[Start of section]

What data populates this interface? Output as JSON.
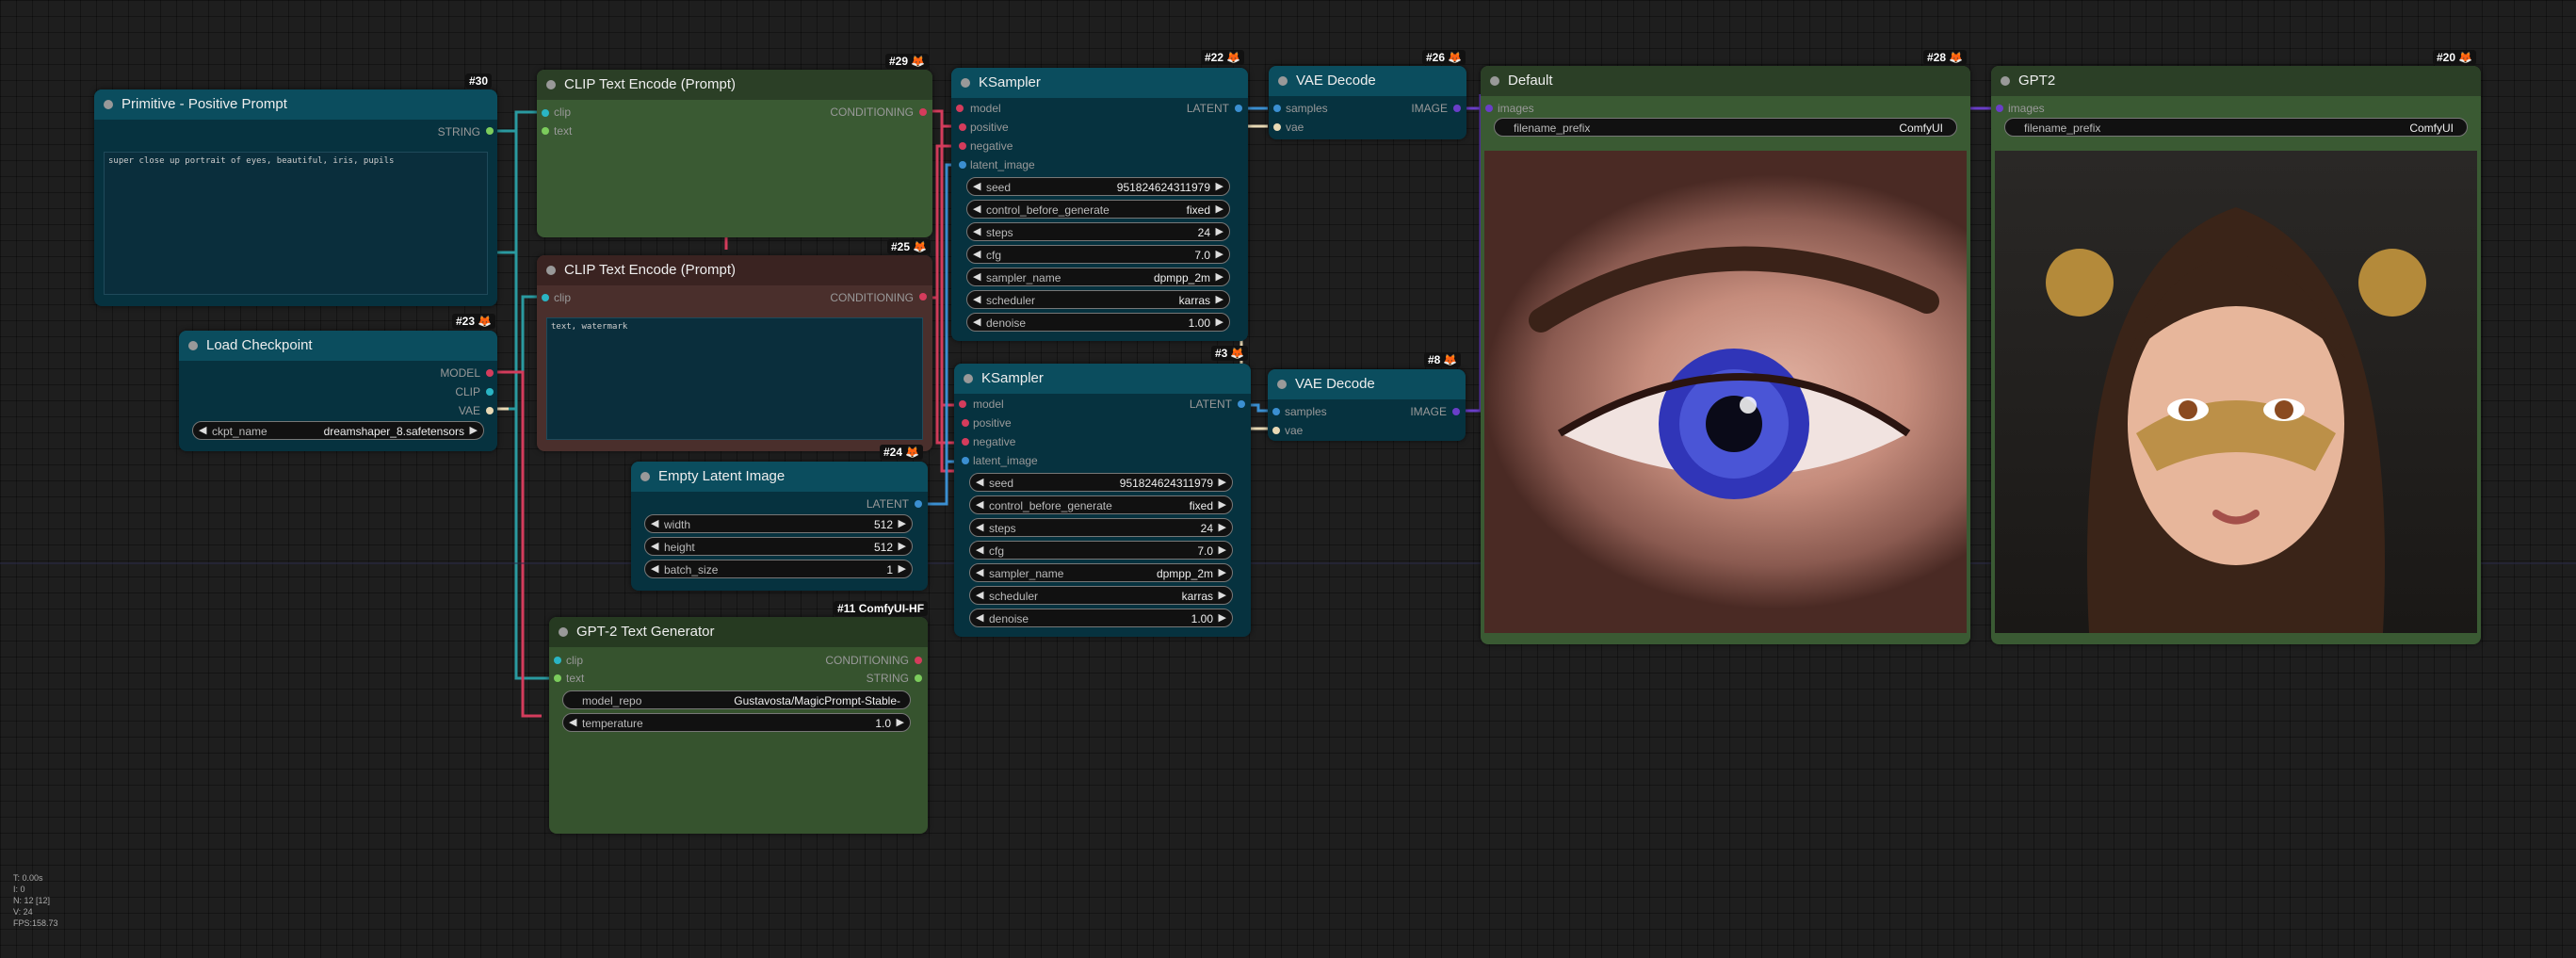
{
  "nodes": {
    "primitive": {
      "badge": "#30",
      "title": "Primitive - Positive Prompt",
      "out": "STRING",
      "text": "super close up portrait of eyes, beautiful, iris, pupils"
    },
    "clip_pos": {
      "badge": "#29",
      "title": "CLIP Text Encode (Prompt)",
      "in_clip": "clip",
      "in_text": "text",
      "out": "CONDITIONING"
    },
    "clip_neg": {
      "badge": "#25",
      "title": "CLIP Text Encode (Prompt)",
      "in_clip": "clip",
      "out": "CONDITIONING",
      "text": "text, watermark"
    },
    "checkpoint": {
      "badge": "#23",
      "title": "Load Checkpoint",
      "out_model": "MODEL",
      "out_clip": "CLIP",
      "out_vae": "VAE",
      "ckpt_label": "ckpt_name",
      "ckpt_value": "dreamshaper_8.safetensors"
    },
    "latent": {
      "badge": "#24",
      "title": "Empty Latent Image",
      "out": "LATENT",
      "widgets": [
        {
          "label": "width",
          "value": "512"
        },
        {
          "label": "height",
          "value": "512"
        },
        {
          "label": "batch_size",
          "value": "1"
        }
      ]
    },
    "gpt2gen": {
      "badge": "#11 ComfyUI-HF",
      "title": "GPT-2 Text Generator",
      "in_clip": "clip",
      "in_text": "text",
      "out_cond": "CONDITIONING",
      "out_string": "STRING",
      "widgets": [
        {
          "label": "model_repo",
          "value": "Gustavosta/MagicPrompt-Stable-"
        },
        {
          "label": "temperature",
          "value": "1.0"
        }
      ]
    },
    "ksampler1": {
      "badge": "#22",
      "title": "KSampler",
      "in_model": "model",
      "in_positive": "positive",
      "in_negative": "negative",
      "in_latent": "latent_image",
      "out": "LATENT",
      "widgets": [
        {
          "label": "seed",
          "value": "951824624311979"
        },
        {
          "label": "control_before_generate",
          "value": "fixed"
        },
        {
          "label": "steps",
          "value": "24"
        },
        {
          "label": "cfg",
          "value": "7.0"
        },
        {
          "label": "sampler_name",
          "value": "dpmpp_2m"
        },
        {
          "label": "scheduler",
          "value": "karras"
        },
        {
          "label": "denoise",
          "value": "1.00"
        }
      ]
    },
    "ksampler2": {
      "badge": "#3",
      "title": "KSampler",
      "in_model": "model",
      "in_positive": "positive",
      "in_negative": "negative",
      "in_latent": "latent_image",
      "out": "LATENT",
      "widgets": [
        {
          "label": "seed",
          "value": "951824624311979"
        },
        {
          "label": "control_before_generate",
          "value": "fixed"
        },
        {
          "label": "steps",
          "value": "24"
        },
        {
          "label": "cfg",
          "value": "7.0"
        },
        {
          "label": "sampler_name",
          "value": "dpmpp_2m"
        },
        {
          "label": "scheduler",
          "value": "karras"
        },
        {
          "label": "denoise",
          "value": "1.00"
        }
      ]
    },
    "vae1": {
      "badge": "#26",
      "title": "VAE Decode",
      "in_samples": "samples",
      "in_vae": "vae",
      "out": "IMAGE"
    },
    "vae2": {
      "badge": "#8",
      "title": "VAE Decode",
      "in_samples": "samples",
      "in_vae": "vae",
      "out": "IMAGE"
    },
    "save_default": {
      "badge": "#28",
      "title": "Default",
      "in_images": "images",
      "prefix_label": "filename_prefix",
      "prefix_value": "ComfyUI"
    },
    "save_gpt2": {
      "badge": "#20",
      "title": "GPT2",
      "in_images": "images",
      "prefix_label": "filename_prefix",
      "prefix_value": "ComfyUI"
    }
  },
  "stats": {
    "t": "T: 0.00s",
    "i": "I: 0",
    "n": "N: 12 [12]",
    "v": "V: 24",
    "fps": "FPS:158.73"
  },
  "colors": {
    "clip": "#ffd500",
    "model": "#b39ddb",
    "vae": "#ff6e6e",
    "conditioning": "#ffa931",
    "latent": "#ff9cf9",
    "image": "#64b5f6",
    "string": "#7ccc5c"
  }
}
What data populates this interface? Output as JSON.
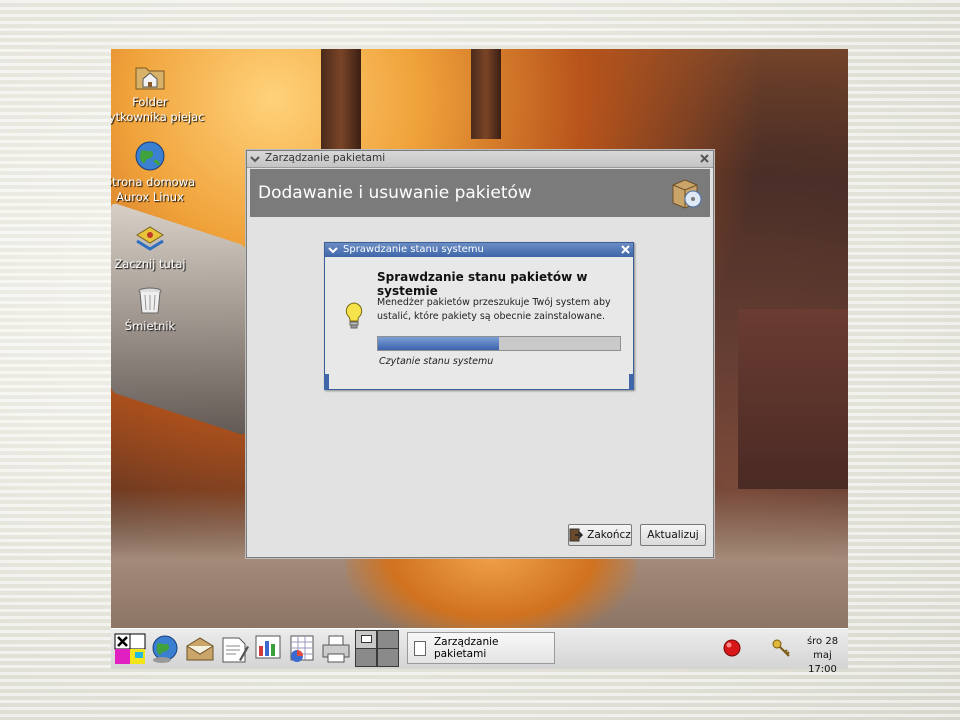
{
  "desktop": {
    "icons": [
      {
        "label_line1": "Folder",
        "label_line2": "użytkownika piejac"
      },
      {
        "label_line1": "Strona domowa",
        "label_line2": "Aurox Linux"
      },
      {
        "label_line1": "Zacznij tutaj",
        "label_line2": ""
      },
      {
        "label_line1": "Śmietnik",
        "label_line2": ""
      }
    ]
  },
  "main_window": {
    "title": "Zarządzanie pakietami",
    "header": "Dodawanie i usuwanie pakietów",
    "buttons": {
      "quit_label": "Zakończ",
      "update_label": "Aktualizuj"
    }
  },
  "dialog": {
    "title": "Sprawdzanie stanu systemu",
    "heading": "Sprawdzanie stanu pakietów w systemie",
    "message": "Menedżer pakietów przeszukuje Twój system aby ustalić, które pakiety są obecnie zainstalowane.",
    "progress_fraction": 0.5,
    "status": "Czytanie stanu systemu"
  },
  "taskbar": {
    "task_label": "Zarządzanie pakietami",
    "clock_line1": "śro 28 maj",
    "clock_line2": "17:00"
  },
  "colors": {
    "dialog_title": "#3e66a8",
    "progress": "#3c64ae",
    "header_bg": "#7b7b7b"
  }
}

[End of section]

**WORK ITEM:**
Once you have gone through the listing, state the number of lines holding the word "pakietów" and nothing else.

**ANSWER FOR THE TASK:**
3